__Web page and app entries__:
- - - - - - -
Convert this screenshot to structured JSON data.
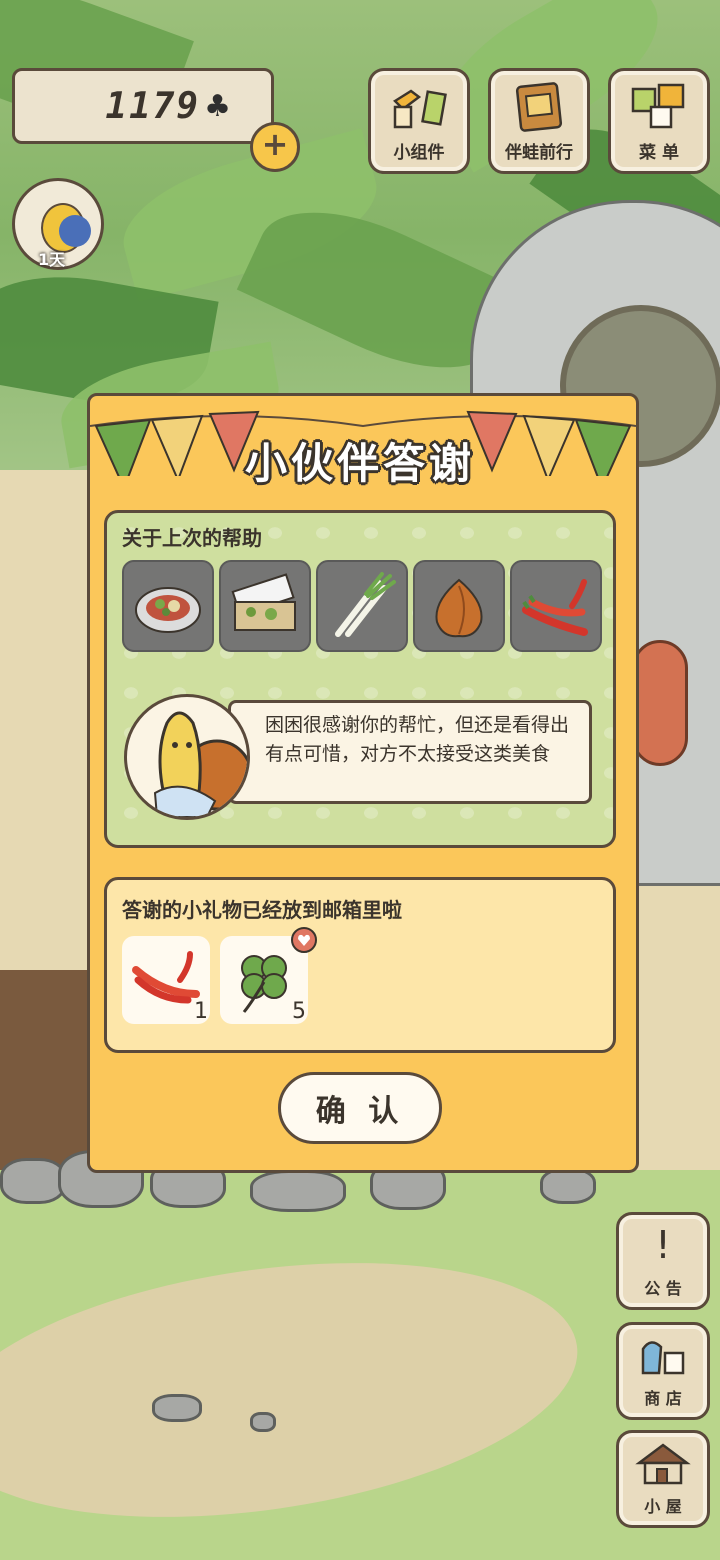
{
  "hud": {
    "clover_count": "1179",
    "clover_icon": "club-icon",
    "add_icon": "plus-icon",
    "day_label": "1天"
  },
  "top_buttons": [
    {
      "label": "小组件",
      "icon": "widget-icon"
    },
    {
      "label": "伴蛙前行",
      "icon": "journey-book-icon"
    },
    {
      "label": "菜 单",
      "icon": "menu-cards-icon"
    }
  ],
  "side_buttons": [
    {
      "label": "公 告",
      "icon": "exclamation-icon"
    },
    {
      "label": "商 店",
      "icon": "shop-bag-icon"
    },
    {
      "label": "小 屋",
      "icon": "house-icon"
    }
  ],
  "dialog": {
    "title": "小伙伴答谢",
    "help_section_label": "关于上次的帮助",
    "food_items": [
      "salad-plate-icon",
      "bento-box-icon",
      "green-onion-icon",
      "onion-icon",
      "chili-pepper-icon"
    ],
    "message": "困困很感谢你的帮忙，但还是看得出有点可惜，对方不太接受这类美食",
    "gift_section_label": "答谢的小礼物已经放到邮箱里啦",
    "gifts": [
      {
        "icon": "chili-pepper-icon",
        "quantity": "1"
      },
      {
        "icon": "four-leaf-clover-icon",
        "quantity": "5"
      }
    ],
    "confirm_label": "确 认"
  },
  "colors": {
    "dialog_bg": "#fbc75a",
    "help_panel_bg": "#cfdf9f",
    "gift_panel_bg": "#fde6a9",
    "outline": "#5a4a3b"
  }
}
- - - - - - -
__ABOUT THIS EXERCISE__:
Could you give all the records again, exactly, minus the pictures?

__ANSWER TO THIS EXERCISE__:
Convert this screenshot to structured JSON data.
{
  "hud": {
    "clover_count": "1179",
    "clover_icon": "club-icon",
    "add_icon": "plus-icon",
    "day_label": "1天"
  },
  "top_buttons": [
    {
      "label": "小组件",
      "icon": "widget-icon"
    },
    {
      "label": "伴蛙前行",
      "icon": "journey-book-icon"
    },
    {
      "label": "菜 单",
      "icon": "menu-cards-icon"
    }
  ],
  "side_buttons": [
    {
      "label": "公 告",
      "icon": "exclamation-icon"
    },
    {
      "label": "商 店",
      "icon": "shop-bag-icon"
    },
    {
      "label": "小 屋",
      "icon": "house-icon"
    }
  ],
  "dialog": {
    "title": "小伙伴答谢",
    "help_section_label": "关于上次的帮助",
    "food_items": [
      "salad-plate-icon",
      "bento-box-icon",
      "green-onion-icon",
      "onion-icon",
      "chili-pepper-icon"
    ],
    "message": "困困很感谢你的帮忙，但还是看得出有点可惜，对方不太接受这类美食",
    "gift_section_label": "答谢的小礼物已经放到邮箱里啦",
    "gifts": [
      {
        "icon": "chili-pepper-icon",
        "quantity": "1"
      },
      {
        "icon": "four-leaf-clover-icon",
        "quantity": "5"
      }
    ],
    "confirm_label": "确 认"
  },
  "colors": {
    "dialog_bg": "#fbc75a",
    "help_panel_bg": "#cfdf9f",
    "gift_panel_bg": "#fde6a9",
    "outline": "#5a4a3b"
  }
}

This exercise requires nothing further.